▸ **PROVIDED MATERIAL**
+===+

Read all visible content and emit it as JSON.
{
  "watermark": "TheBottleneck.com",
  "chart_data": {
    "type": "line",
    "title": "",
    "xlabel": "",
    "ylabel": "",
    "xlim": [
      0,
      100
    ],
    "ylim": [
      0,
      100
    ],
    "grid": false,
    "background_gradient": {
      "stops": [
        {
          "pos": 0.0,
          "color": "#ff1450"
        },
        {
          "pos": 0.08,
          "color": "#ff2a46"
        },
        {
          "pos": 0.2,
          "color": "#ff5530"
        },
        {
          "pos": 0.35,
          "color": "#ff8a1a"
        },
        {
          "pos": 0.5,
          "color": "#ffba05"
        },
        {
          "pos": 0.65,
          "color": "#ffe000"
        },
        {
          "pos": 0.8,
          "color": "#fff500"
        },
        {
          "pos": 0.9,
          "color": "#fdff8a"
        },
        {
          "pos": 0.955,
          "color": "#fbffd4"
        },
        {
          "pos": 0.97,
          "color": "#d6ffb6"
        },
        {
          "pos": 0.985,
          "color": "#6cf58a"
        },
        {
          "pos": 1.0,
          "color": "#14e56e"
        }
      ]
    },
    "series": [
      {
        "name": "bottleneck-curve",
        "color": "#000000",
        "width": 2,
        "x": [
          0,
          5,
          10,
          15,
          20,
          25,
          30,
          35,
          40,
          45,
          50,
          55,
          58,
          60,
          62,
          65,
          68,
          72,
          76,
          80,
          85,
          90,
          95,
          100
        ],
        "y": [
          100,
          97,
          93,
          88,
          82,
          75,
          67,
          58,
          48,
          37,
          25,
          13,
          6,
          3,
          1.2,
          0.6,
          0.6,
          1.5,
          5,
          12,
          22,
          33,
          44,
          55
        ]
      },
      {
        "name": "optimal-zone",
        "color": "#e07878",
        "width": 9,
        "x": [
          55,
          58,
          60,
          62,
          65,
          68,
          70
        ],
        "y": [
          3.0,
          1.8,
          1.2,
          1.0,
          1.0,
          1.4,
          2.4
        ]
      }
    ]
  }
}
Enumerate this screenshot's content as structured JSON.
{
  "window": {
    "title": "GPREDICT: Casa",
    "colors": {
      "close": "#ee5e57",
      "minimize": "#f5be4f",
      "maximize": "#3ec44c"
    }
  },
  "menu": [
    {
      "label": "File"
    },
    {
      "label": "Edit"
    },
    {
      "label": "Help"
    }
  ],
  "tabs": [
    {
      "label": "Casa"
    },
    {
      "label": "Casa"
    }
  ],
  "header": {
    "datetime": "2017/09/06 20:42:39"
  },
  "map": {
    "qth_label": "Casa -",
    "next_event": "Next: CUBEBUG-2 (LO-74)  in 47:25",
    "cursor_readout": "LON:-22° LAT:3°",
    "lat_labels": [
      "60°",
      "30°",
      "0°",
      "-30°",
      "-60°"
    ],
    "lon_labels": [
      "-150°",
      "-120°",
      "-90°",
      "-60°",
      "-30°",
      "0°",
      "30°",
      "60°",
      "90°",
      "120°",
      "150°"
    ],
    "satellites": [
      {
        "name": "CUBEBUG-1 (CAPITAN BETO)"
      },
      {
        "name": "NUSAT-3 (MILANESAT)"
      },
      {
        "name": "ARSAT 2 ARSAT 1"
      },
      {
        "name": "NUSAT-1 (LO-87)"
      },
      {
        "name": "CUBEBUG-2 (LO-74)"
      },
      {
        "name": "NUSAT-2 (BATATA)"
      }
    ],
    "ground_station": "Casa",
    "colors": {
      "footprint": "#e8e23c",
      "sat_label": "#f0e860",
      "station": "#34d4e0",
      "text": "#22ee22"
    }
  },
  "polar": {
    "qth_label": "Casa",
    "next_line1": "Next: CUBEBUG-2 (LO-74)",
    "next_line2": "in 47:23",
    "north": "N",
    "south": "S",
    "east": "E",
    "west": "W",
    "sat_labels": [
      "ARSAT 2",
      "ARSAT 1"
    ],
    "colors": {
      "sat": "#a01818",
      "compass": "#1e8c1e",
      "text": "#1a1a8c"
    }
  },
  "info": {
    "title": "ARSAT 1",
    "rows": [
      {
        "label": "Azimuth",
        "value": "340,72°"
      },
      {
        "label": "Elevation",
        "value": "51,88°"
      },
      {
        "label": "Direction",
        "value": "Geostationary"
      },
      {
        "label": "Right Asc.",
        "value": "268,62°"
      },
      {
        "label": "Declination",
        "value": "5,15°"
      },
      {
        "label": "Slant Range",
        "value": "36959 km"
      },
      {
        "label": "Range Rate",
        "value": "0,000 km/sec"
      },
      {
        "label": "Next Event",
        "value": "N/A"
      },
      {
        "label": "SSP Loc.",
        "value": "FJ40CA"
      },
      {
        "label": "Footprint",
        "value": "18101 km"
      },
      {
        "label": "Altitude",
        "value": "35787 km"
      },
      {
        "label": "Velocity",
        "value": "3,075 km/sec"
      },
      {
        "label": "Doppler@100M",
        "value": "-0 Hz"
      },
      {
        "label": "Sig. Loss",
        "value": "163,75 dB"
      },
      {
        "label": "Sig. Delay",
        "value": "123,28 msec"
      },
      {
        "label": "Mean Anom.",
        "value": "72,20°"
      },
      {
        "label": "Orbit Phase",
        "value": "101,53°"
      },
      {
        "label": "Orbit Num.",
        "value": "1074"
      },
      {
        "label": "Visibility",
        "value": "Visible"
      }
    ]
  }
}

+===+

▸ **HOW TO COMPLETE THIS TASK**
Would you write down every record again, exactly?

▸ **ANSWER TO THIS EXERCISE**
Read all visible content and emit it as JSON.
{
  "watermark": "TheBottleneck.com",
  "chart_data": {
    "type": "line",
    "title": "",
    "xlabel": "",
    "ylabel": "",
    "xlim": [
      0,
      100
    ],
    "ylim": [
      0,
      100
    ],
    "grid": false,
    "background_gradient": {
      "stops": [
        {
          "pos": 0.0,
          "color": "#ff1450"
        },
        {
          "pos": 0.08,
          "color": "#ff2a46"
        },
        {
          "pos": 0.2,
          "color": "#ff5530"
        },
        {
          "pos": 0.35,
          "color": "#ff8a1a"
        },
        {
          "pos": 0.5,
          "color": "#ffba05"
        },
        {
          "pos": 0.65,
          "color": "#ffe000"
        },
        {
          "pos": 0.8,
          "color": "#fff500"
        },
        {
          "pos": 0.9,
          "color": "#fdff8a"
        },
        {
          "pos": 0.955,
          "color": "#fbffd4"
        },
        {
          "pos": 0.97,
          "color": "#d6ffb6"
        },
        {
          "pos": 0.985,
          "color": "#6cf58a"
        },
        {
          "pos": 1.0,
          "color": "#14e56e"
        }
      ]
    },
    "series": [
      {
        "name": "bottleneck-curve",
        "color": "#000000",
        "width": 2,
        "x": [
          0,
          5,
          10,
          15,
          20,
          25,
          30,
          35,
          40,
          45,
          50,
          55,
          58,
          60,
          62,
          65,
          68,
          72,
          76,
          80,
          85,
          90,
          95,
          100
        ],
        "y": [
          100,
          97,
          93,
          88,
          82,
          75,
          67,
          58,
          48,
          37,
          25,
          13,
          6,
          3,
          1.2,
          0.6,
          0.6,
          1.5,
          5,
          12,
          22,
          33,
          44,
          55
        ]
      },
      {
        "name": "optimal-zone",
        "color": "#e07878",
        "width": 9,
        "x": [
          55,
          58,
          60,
          62,
          65,
          68,
          70
        ],
        "y": [
          3.0,
          1.8,
          1.2,
          1.0,
          1.0,
          1.4,
          2.4
        ]
      }
    ]
  }
}
Enumerate this screenshot's content as structured JSON.
{
  "window": {
    "title": "GPREDICT: Casa",
    "colors": {
      "close": "#ee5e57",
      "minimize": "#f5be4f",
      "maximize": "#3ec44c"
    }
  },
  "menu": [
    {
      "label": "File"
    },
    {
      "label": "Edit"
    },
    {
      "label": "Help"
    }
  ],
  "tabs": [
    {
      "label": "Casa"
    },
    {
      "label": "Casa"
    }
  ],
  "header": {
    "datetime": "2017/09/06 20:42:39"
  },
  "map": {
    "qth_label": "Casa -",
    "next_event": "Next: CUBEBUG-2 (LO-74)  in 47:25",
    "cursor_readout": "LON:-22° LAT:3°",
    "lat_labels": [
      "60°",
      "30°",
      "0°",
      "-30°",
      "-60°"
    ],
    "lon_labels": [
      "-150°",
      "-120°",
      "-90°",
      "-60°",
      "-30°",
      "0°",
      "30°",
      "60°",
      "90°",
      "120°",
      "150°"
    ],
    "satellites": [
      {
        "name": "CUBEBUG-1 (CAPITAN BETO)"
      },
      {
        "name": "NUSAT-3 (MILANESAT)"
      },
      {
        "name": "ARSAT 2 ARSAT 1"
      },
      {
        "name": "NUSAT-1 (LO-87)"
      },
      {
        "name": "CUBEBUG-2 (LO-74)"
      },
      {
        "name": "NUSAT-2 (BATATA)"
      }
    ],
    "ground_station": "Casa",
    "colors": {
      "footprint": "#e8e23c",
      "sat_label": "#f0e860",
      "station": "#34d4e0",
      "text": "#22ee22"
    }
  },
  "polar": {
    "qth_label": "Casa",
    "next_line1": "Next: CUBEBUG-2 (LO-74)",
    "next_line2": "in 47:23",
    "north": "N",
    "south": "S",
    "east": "E",
    "west": "W",
    "sat_labels": [
      "ARSAT 2",
      "ARSAT 1"
    ],
    "colors": {
      "sat": "#a01818",
      "compass": "#1e8c1e",
      "text": "#1a1a8c"
    }
  },
  "info": {
    "title": "ARSAT 1",
    "rows": [
      {
        "label": "Azimuth",
        "value": "340,72°"
      },
      {
        "label": "Elevation",
        "value": "51,88°"
      },
      {
        "label": "Direction",
        "value": "Geostationary"
      },
      {
        "label": "Right Asc.",
        "value": "268,62°"
      },
      {
        "label": "Declination",
        "value": "5,15°"
      },
      {
        "label": "Slant Range",
        "value": "36959 km"
      },
      {
        "label": "Range Rate",
        "value": "0,000 km/sec"
      },
      {
        "label": "Next Event",
        "value": "N/A"
      },
      {
        "label": "SSP Loc.",
        "value": "FJ40CA"
      },
      {
        "label": "Footprint",
        "value": "18101 km"
      },
      {
        "label": "Altitude",
        "value": "35787 km"
      },
      {
        "label": "Velocity",
        "value": "3,075 km/sec"
      },
      {
        "label": "Doppler@100M",
        "value": "-0 Hz"
      },
      {
        "label": "Sig. Loss",
        "value": "163,75 dB"
      },
      {
        "label": "Sig. Delay",
        "value": "123,28 msec"
      },
      {
        "label": "Mean Anom.",
        "value": "72,20°"
      },
      {
        "label": "Orbit Phase",
        "value": "101,53°"
      },
      {
        "label": "Orbit Num.",
        "value": "1074"
      },
      {
        "label": "Visibility",
        "value": "Visible"
      }
    ]
  }
}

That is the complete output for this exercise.